- _Problem to work on_: Give back every record below, character for character.

____

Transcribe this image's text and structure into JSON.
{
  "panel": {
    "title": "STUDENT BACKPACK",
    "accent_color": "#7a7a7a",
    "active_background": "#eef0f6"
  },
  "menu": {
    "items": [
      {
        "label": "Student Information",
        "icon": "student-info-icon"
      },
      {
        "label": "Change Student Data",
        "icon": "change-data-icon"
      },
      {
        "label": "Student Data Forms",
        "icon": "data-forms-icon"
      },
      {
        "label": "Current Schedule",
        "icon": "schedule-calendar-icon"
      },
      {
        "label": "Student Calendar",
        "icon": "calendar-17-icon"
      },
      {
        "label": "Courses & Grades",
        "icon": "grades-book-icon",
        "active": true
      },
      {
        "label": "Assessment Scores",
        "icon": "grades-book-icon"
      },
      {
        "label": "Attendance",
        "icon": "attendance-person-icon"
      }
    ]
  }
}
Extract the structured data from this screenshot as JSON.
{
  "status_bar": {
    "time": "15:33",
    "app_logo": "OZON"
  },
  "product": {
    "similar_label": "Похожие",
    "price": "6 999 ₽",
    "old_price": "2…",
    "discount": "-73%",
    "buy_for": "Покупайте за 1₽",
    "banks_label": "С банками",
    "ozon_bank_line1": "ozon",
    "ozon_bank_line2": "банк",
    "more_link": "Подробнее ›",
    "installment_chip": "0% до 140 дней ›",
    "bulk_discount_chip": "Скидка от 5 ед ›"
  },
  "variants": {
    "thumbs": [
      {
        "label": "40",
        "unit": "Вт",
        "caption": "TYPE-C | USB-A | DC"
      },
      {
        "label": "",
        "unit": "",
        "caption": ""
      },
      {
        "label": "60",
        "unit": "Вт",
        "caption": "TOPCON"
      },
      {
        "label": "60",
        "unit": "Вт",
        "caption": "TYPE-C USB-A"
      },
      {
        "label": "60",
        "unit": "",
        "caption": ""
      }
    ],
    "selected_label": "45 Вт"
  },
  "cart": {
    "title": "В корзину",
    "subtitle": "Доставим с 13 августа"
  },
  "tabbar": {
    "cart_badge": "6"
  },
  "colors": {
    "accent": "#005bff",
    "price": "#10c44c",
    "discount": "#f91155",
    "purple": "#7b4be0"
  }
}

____

- _Task response_:
Transcribe this image's text and structure into JSON.
{
  "panel": {
    "title": "STUDENT BACKPACK",
    "accent_color": "#7a7a7a",
    "active_background": "#eef0f6"
  },
  "menu": {
    "items": [
      {
        "label": "Student Information",
        "icon": "student-info-icon"
      },
      {
        "label": "Change Student Data",
        "icon": "change-data-icon"
      },
      {
        "label": "Student Data Forms",
        "icon": "data-forms-icon"
      },
      {
        "label": "Current Schedule",
        "icon": "schedule-calendar-icon"
      },
      {
        "label": "Student Calendar",
        "icon": "calendar-17-icon"
      },
      {
        "label": "Courses & Grades",
        "icon": "grades-book-icon",
        "active": true
      },
      {
        "label": "Assessment Scores",
        "icon": "grades-book-icon"
      },
      {
        "label": "Attendance",
        "icon": "attendance-person-icon"
      }
    ]
  }
}
Extract the structured data from this screenshot as JSON.
{
  "status_bar": {
    "time": "15:33",
    "app_logo": "OZON"
  },
  "product": {
    "similar_label": "Похожие",
    "price": "6 999 ₽",
    "old_price": "2…",
    "discount": "-73%",
    "buy_for": "Покупайте за 1₽",
    "banks_label": "С банками",
    "ozon_bank_line1": "ozon",
    "ozon_bank_line2": "банк",
    "more_link": "Подробнее ›",
    "installment_chip": "0% до 140 дней ›",
    "bulk_discount_chip": "Скидка от 5 ед ›"
  },
  "variants": {
    "thumbs": [
      {
        "label": "40",
        "unit": "Вт",
        "caption": "TYPE-C | USB-A | DC"
      },
      {
        "label": "",
        "unit": "",
        "caption": ""
      },
      {
        "label": "60",
        "unit": "Вт",
        "caption": "TOPCON"
      },
      {
        "label": "60",
        "unit": "Вт",
        "caption": "TYPE-C USB-A"
      },
      {
        "label": "60",
        "unit": "",
        "caption": ""
      }
    ],
    "selected_label": "45 Вт"
  },
  "cart": {
    "title": "В корзину",
    "subtitle": "Доставим с 13 августа"
  },
  "tabbar": {
    "cart_badge": "6"
  },
  "colors": {
    "accent": "#005bff",
    "price": "#10c44c",
    "discount": "#f91155",
    "purple": "#7b4be0"
  }
}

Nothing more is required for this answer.